**How to complete this task**
In the entries, find all lines that hold the word "朴素方差公" and copy them.

------ Working data ------

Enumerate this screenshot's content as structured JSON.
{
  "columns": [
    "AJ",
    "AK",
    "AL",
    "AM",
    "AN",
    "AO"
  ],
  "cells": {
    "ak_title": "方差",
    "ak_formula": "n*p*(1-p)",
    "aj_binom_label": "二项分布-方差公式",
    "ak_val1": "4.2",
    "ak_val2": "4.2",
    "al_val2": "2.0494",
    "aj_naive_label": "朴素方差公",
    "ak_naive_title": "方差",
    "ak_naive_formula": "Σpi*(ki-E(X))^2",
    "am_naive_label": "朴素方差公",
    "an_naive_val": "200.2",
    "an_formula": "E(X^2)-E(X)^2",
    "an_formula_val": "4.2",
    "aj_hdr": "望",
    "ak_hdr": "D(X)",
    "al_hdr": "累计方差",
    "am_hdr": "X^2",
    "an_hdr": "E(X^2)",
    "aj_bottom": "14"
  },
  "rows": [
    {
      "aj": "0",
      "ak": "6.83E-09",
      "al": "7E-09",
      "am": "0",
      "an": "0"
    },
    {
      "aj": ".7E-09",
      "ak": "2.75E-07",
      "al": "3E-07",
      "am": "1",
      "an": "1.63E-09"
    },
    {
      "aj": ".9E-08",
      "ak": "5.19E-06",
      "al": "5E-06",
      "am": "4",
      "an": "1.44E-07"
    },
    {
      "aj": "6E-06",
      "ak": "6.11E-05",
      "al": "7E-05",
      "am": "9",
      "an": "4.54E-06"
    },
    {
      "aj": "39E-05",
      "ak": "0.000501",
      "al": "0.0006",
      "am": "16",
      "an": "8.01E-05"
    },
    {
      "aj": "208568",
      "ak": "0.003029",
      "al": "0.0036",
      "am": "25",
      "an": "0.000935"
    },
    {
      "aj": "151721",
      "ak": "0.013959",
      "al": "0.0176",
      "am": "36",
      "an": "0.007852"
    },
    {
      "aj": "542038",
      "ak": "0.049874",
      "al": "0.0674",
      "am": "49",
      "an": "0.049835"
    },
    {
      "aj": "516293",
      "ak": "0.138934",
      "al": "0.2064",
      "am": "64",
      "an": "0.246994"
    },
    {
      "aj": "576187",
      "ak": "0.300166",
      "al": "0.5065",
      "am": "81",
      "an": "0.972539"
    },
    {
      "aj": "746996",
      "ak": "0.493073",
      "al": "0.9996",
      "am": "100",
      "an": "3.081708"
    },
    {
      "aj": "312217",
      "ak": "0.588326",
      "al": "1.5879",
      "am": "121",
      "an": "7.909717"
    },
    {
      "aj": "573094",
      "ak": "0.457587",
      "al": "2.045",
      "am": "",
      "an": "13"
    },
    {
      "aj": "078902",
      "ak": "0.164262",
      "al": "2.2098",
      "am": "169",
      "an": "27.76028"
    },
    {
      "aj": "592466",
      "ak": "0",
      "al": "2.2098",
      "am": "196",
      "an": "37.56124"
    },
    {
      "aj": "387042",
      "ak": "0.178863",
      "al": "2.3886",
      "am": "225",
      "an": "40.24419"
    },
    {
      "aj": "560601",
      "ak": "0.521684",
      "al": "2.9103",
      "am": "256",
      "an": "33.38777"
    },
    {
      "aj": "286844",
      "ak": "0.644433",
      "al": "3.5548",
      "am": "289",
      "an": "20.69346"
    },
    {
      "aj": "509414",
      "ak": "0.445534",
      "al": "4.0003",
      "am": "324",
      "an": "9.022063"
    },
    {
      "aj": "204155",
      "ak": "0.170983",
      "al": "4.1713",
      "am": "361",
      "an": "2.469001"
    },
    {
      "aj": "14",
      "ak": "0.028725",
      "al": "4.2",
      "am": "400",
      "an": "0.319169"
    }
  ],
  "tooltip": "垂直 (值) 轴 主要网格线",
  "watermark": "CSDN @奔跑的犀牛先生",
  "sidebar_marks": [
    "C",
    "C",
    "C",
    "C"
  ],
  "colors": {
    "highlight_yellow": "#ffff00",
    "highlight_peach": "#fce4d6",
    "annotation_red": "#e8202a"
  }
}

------

**Written response**
    "aj_naive_label": "朴素方差公",
    "am_naive_label": "朴素方差公",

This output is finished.